Once again we find Tae-kyeong not being the most cooperative lead character. This kind of action thriller typically requires a main character who's willing to break the rules, but when we see Tae-kyeong fighting people on his own side just as much as the actual villains, it's difficult to ignore the thematic significance. Even if it's in flashback the guy really seems determined to win every possible encounter, regardless of whether or not it will actually help his long term goals.
Let's take, for example, the confrontation at the suite. Tae-kyeong chooses to go in alone, and deliberately doesn't tell anyone what he's planning to do. In a life-and-death situation, that's justifiable. But in this particular case the situation ends up going badly, entirely because Tae-kyeong is trying to be an action hero more than he is remembering his actual motivations.
While I'd like to credit all this as being deliberate, really, it's kind of difficult to tell overall where the story with Tae-kyeong is going. The narrative seems to understand that he needs to be punished for trying do everything alone, but I'm not sure Tae-kyeong himself understands that. Events do seem to be moving right now in such a way to at least get him working on a team again, so maybe this whole conflict will fade away. Really, who knows.
For the most part this isn't a particularly violent episode anyway. Outside of the flashback and the confrontation at the suite there's no real fights, and most of the intellectual energy is spent on backroom political talks that take a pretty grim view as to the value of doing everything in a lawful, orderly manner. President Do-hwi's speech at the end is a fairly good take on the overall situation. Characters are forced to choose between acting morally correct in the abstract versus acting morally correct in the short-term. It's a dumb ethical question being posed for blatantly cynical reasons, and Do-hwi knows it.
But this does work to put the drama's broader themes at a bit of a crossroads. So Tae-kyeong is dumb for being a maverick, but with other characters it's noble? Obviously context is important- Tae-kyeong is pushing around people who basically like him, whereas everyone else is more directly dealing with an evil political conspiracy. These questions are a bit complicated and somewhat annoying, so it's relieving to watch the preview and see that "Three Days" is planning to move onto more high powered action sequences. Those continue to be a lot of fun, even if at times the context makes them somewhat laughable.

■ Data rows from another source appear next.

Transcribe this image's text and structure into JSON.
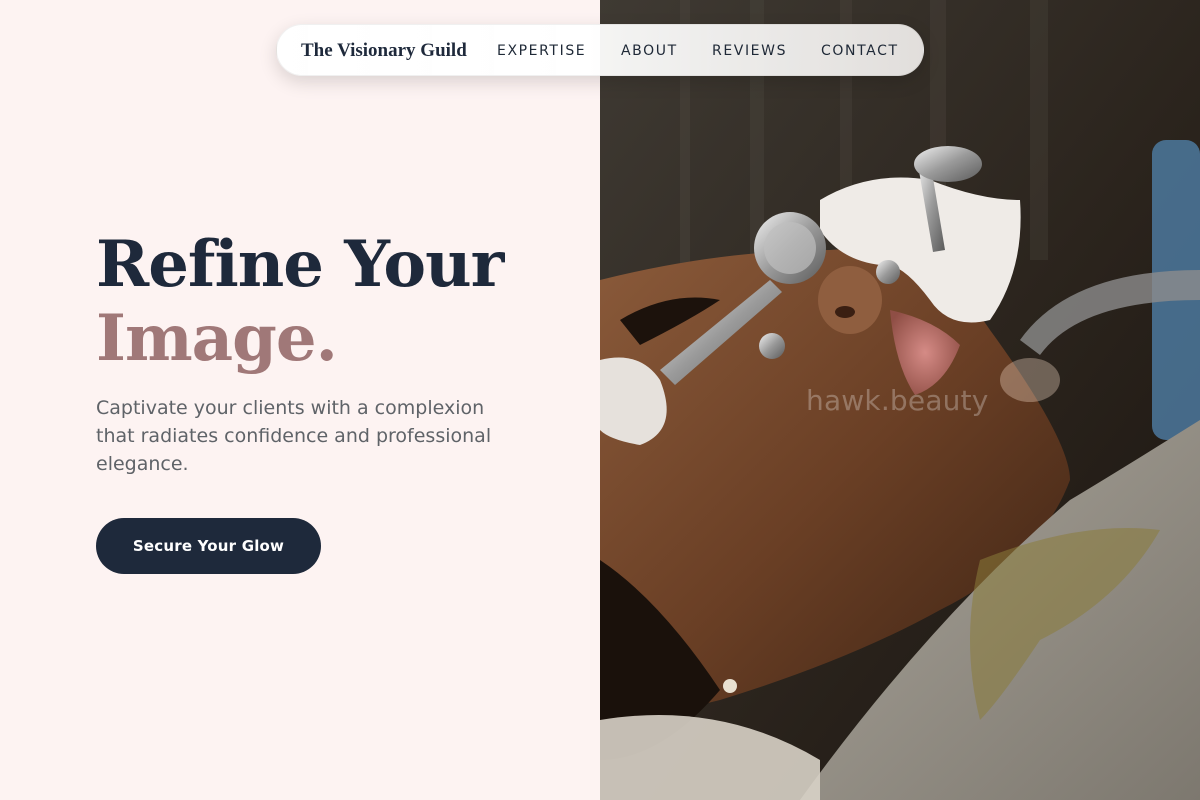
{
  "brand": {
    "name": "The Visionary Guild"
  },
  "nav": {
    "items": [
      {
        "label": "EXPERTISE"
      },
      {
        "label": "ABOUT"
      },
      {
        "label": "REVIEWS"
      },
      {
        "label": "CONTACT"
      }
    ]
  },
  "hero": {
    "headline_line1": "Refine Your",
    "headline_line2": "Image.",
    "subtitle": "Captivate your clients with a complexion that radiates confidence and professional elegance.",
    "cta_label": "Secure Your Glow",
    "photo_watermark": "hawk.beauty"
  },
  "colors": {
    "page_background": "#fdf3f2",
    "primary_navy": "#1e293b",
    "accent_mauve": "#a07878",
    "body_text_gray": "#5f6368"
  }
}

Review by William Schwartz
Staff writer. Has been writing articles for HanCinema since 2012, having lived in South Korea since 2011. Started out in Gyeongju, then to Daegu, then to Ansan, then to Yeongju, then to Seoul, lived on the road for HanCinema's travel diaries series in the summer of 2016, and is currently settled in Anyang. Has good tips for utilizing South Korea's public bus system. William Schwartz can be contacted via email@example.com.

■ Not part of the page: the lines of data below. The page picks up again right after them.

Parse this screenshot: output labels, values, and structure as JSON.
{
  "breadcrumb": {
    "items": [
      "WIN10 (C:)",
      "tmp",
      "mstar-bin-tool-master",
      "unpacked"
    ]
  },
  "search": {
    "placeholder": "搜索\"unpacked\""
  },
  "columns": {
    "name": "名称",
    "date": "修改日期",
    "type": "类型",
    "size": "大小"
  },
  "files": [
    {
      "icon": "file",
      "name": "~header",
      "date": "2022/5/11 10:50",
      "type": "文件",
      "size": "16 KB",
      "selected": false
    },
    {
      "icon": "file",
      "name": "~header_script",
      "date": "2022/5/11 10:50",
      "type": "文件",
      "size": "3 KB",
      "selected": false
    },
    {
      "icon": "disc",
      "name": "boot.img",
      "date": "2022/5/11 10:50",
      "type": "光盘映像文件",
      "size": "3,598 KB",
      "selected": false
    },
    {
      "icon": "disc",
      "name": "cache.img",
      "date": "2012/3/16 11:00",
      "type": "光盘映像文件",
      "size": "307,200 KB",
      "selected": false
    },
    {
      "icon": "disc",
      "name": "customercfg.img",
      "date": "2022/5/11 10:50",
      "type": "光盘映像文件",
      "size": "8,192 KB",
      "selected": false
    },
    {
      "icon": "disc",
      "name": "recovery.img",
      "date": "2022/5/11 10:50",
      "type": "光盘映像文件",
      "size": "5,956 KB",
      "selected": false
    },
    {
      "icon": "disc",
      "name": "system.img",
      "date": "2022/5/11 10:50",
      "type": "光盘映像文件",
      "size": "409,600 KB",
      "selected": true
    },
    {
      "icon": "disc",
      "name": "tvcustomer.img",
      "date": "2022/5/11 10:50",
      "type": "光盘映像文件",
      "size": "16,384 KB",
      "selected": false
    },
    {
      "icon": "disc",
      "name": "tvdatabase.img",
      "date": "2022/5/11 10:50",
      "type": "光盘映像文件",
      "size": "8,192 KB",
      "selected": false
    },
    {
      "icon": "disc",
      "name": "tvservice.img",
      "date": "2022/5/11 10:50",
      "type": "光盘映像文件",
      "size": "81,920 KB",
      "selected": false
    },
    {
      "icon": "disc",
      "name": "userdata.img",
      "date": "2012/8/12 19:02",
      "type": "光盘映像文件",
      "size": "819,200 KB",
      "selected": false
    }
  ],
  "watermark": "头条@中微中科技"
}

"[HanCinema's Drama Review] "Three Days" Episode 7"
by HanCinema is licensed under a Creative Commons Attribution-Share Alike 3.0 Unported License.
[Video] Teaser trailer released for the Korean drama 'Golden Cross'
Teaser trailer released for the upcoming Korean drama "Golden Cross",...More
Park Si-hoo shockwave, Beijing Airport flooded with fans
Park Si-hoo went to Beijing to promote his movie and fans flooded the airport. Park Si-hoo went t,...More
Subscribe to HanCinema Pure to remove ads from the website (not for episode and movie videos) for US$0.99 monthly or US$7.99 yearly (you can cancel anytime). The first step is to be a member, please click here : Sign up, then a subscribe button will show up.